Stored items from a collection
BEGIN

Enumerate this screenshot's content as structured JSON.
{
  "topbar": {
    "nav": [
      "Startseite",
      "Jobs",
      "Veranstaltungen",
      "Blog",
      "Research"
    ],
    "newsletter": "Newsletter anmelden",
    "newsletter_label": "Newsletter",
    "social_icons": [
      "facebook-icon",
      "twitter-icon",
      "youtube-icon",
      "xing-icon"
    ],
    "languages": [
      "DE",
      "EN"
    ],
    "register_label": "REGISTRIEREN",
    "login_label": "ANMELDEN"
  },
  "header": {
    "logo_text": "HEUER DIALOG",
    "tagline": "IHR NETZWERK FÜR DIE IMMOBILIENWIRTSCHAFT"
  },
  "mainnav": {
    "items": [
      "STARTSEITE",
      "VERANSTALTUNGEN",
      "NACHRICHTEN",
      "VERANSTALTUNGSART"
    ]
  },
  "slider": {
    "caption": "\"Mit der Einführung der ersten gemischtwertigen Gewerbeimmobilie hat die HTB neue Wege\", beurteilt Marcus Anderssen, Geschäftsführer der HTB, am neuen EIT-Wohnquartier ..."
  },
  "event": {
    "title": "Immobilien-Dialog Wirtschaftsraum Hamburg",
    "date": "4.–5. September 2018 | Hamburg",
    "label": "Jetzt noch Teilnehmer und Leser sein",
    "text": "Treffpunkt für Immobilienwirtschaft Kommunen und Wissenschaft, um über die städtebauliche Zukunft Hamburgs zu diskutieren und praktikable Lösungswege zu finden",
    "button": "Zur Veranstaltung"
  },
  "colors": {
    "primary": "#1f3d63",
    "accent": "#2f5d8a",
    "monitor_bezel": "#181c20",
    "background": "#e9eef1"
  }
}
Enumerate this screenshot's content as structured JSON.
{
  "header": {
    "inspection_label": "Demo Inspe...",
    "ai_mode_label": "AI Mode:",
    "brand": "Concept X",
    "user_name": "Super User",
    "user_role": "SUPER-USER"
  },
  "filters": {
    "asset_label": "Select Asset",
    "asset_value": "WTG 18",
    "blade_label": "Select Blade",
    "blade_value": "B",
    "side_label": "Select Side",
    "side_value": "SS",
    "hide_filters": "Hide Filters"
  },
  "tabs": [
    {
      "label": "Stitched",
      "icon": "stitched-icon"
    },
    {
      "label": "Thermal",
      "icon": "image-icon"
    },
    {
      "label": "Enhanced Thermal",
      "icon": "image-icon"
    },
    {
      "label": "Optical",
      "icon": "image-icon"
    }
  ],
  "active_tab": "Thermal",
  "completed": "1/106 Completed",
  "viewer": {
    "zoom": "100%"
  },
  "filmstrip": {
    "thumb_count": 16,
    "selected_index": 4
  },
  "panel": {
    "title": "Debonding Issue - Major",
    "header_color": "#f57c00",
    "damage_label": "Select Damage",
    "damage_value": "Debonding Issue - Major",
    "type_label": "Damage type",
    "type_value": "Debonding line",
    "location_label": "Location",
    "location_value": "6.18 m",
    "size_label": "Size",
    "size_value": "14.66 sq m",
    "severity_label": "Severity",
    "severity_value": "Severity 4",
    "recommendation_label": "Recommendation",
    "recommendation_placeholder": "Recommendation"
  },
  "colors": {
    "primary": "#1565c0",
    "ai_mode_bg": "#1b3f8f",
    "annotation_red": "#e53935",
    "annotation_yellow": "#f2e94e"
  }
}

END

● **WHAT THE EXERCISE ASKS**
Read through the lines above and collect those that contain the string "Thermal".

● **EXERCISE RESPONSE**
      "label": "Thermal",
      "label": "Enhanced Thermal",
  "active_tab": "Thermal",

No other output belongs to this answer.